Since the advent of Hulu, Netflix, and a virtual flood of movie streaming sites (whether legitimate or otherwise), the number of people attending movies has declined. In an attempt to salvage the Hollywood industry single-handedly, I’ve gone to two movies since my break began. The following posts will chronicle these events.
This image from usatoday.com
This movie follows the wealthy King family in Hawaii as they struggle with the mother’s lapse into a coma after a boating accident. The scenic Pacific coast shots and ukulele driven soundtrack clash sharply with the grief that hits the Kings like a tsunami. But don’t get the idea that this movie is exclusively morbid: the arc of the plot reveals a family—once drifting apart—reunited under the duress of a hospitalized mother, despite arguments or unearthed secrets.
The movie did a number of things exquisitely. Every dramatic movie needs a comic relief, and this character (coincidentally my favorite) was Sid: an odd cross between Jack Black and David Hasselhoff who never seemed to pick up on social cues. George Clooney’s depiction of a middle aged man (salads for lunch, morning runs, constantly checking a blackberry) were so dead-on that I teased my Dad about it. And it wasn’t that weird going with my parents. Heck, there weren’t many people there anyway, so no one judged me…wait, I get what they mean about declining attendance!
Monnnnnney Money Money. It’s the catcall of the season. How much are people spending? they ask. Will it boost the economy? they ask. We best be shelling out enough, or else the economy will feel it, and then so will we. Tonight, on Christmas Eve, the mania will extend till the 11th hour. It is endless. All consuming. An estimated $460 billion spent this season.
A Shrine to Caring (And Capitalism)
Yet every year, the nation acts surprised and horrified by the antics of our shoppers. The stories are consistently malicious. How far are people willing to go to procure that last Furbie? (This is not a recent trend.)
The coverage of these events is justified in its outrage, yet willing to make an about-face in worrying over the state of our economy. This dichotomy in coverage reveals a fundamental conflict in the minds of Americans: spend, or else we’ll be hurt; don’t hurt people while you spend, that’s barbaric. It is frightening to acknowledge that the same system that protects us threatens our humanness. Does an Xbox really matter more than the man trampled, or the people pepper-sprayed?
As I’m sure all of my most devoted readers have noticed, I’ve taken a hiatus from the blogging world, but as I return, I realize there is so much to catch you all up on. So, I’ll begin in the most relevant spot: food.
I would be a dirty liar if I didn’t admit that food consumes a good third of my mental energies. What should I eat? How hungry am I? Should I pour a bowl of cereal even though I just wolfed down dinner? The answer to that last one is often an emphatic “YES.”
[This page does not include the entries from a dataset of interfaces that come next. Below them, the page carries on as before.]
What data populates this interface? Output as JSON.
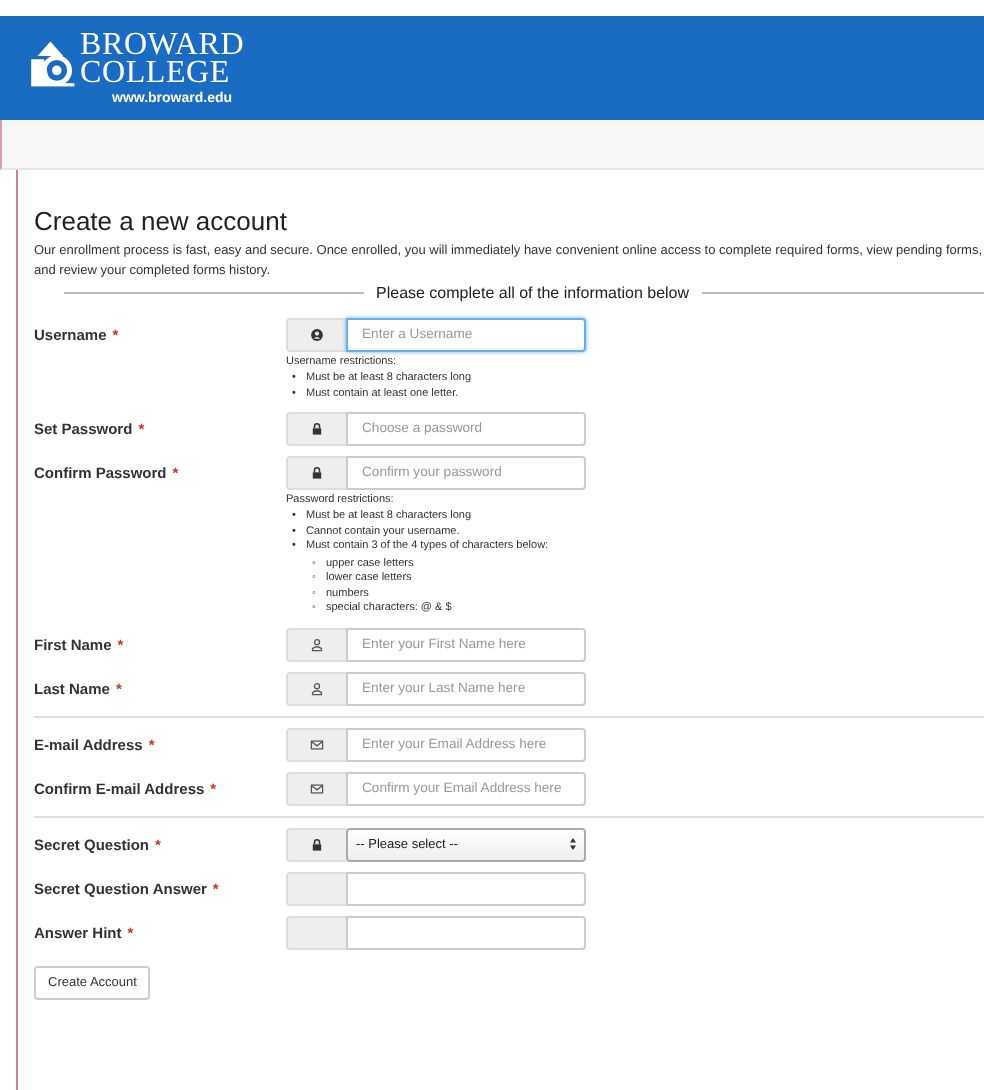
{
  "header": {
    "logo_lines": [
      "BROWARD",
      "COLLEGE"
    ],
    "url": "www.broward.edu"
  },
  "heading": "Create a new account",
  "intro": "Our enrollment process is fast, easy and secure. Once enrolled, you will immediately have convenient online access to complete required forms, view pending forms, and review your completed forms history.",
  "section_title": "Please complete all of the information below",
  "groups": [
    [
      {
        "label": "Username",
        "star": "*",
        "kind": "username",
        "placeholder": "Enter a Username",
        "focused": true,
        "notes": {
          "title": "Username restrictions:",
          "items": [
            {
              "marker": "•",
              "text": "Must be at least 8 characters long"
            },
            {
              "marker": "•",
              "text": "Must contain at least one letter."
            }
          ]
        }
      },
      {
        "label": "Set Password",
        "star": "*",
        "kind": "password",
        "placeholder": "Choose a password",
        "focused": false
      },
      {
        "label": "Confirm Password",
        "star": "*",
        "kind": "password",
        "placeholder": "Confirm your password",
        "focused": false,
        "notes": {
          "title": "Password restrictions:",
          "items": [
            {
              "marker": "•",
              "text": "Must be at least 8 characters long"
            },
            {
              "marker": "•",
              "text": "Cannot contain your username."
            },
            {
              "marker": "•",
              "text": "Must contain 3 of the 4 types of characters below:",
              "children": [
                {
                  "marker": "◦",
                  "text": "upper case letters"
                },
                {
                  "marker": "◦",
                  "text": "lower case letters"
                },
                {
                  "marker": "◦",
                  "text": "numbers"
                },
                {
                  "marker": "◦",
                  "text": "special characters: @ & $"
                }
              ]
            }
          ]
        }
      },
      {
        "label": "First Name",
        "star": "*",
        "kind": "name",
        "placeholder": "Enter your First Name here",
        "focused": false
      },
      {
        "label": "Last Name",
        "star": "*",
        "kind": "name",
        "placeholder": "Enter your Last Name here",
        "focused": false
      }
    ],
    [
      {
        "label": "E-mail Address",
        "star": "*",
        "kind": "email",
        "placeholder": "Enter your Email Address here",
        "focused": false
      },
      {
        "label": "Confirm E-mail Address",
        "star": "*",
        "kind": "email",
        "placeholder": "Confirm your Email Address here",
        "focused": false
      }
    ],
    [
      {
        "label": "Secret Question",
        "star": "*",
        "kind": "question",
        "value": "-- Please select --",
        "focused": false
      },
      {
        "label": "Secret Question Answer",
        "star": "*",
        "kind": "answer",
        "focused": false
      },
      {
        "label": "Answer Hint",
        "star": "*",
        "kind": "answer",
        "focused": false
      }
    ]
  ],
  "submit": "Create Account"
}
One of the perks of going home (Mom and Dad, I hope you’re reading) is the home-cooked meals. Not to bash Butler’s buffets or burgers, but there’s something satisfying, even sentimental about returning to the food that kept me fed and satisfied the first eighteen years of my life. It’s the atmosphere of being home, joking with my family, catching up, and simply enjoying the fam.
Prior to the meal. And then-->
...five minutes later.
People often equate the “Freshmen Fifteen” to departing for college, but I take the threat of those fifteen additional pounds most seriously when I return home.
Tagged: break, Butler, chef, dad, home, hunger, hungry, meals, mom, relax, sentimental, simpsons, university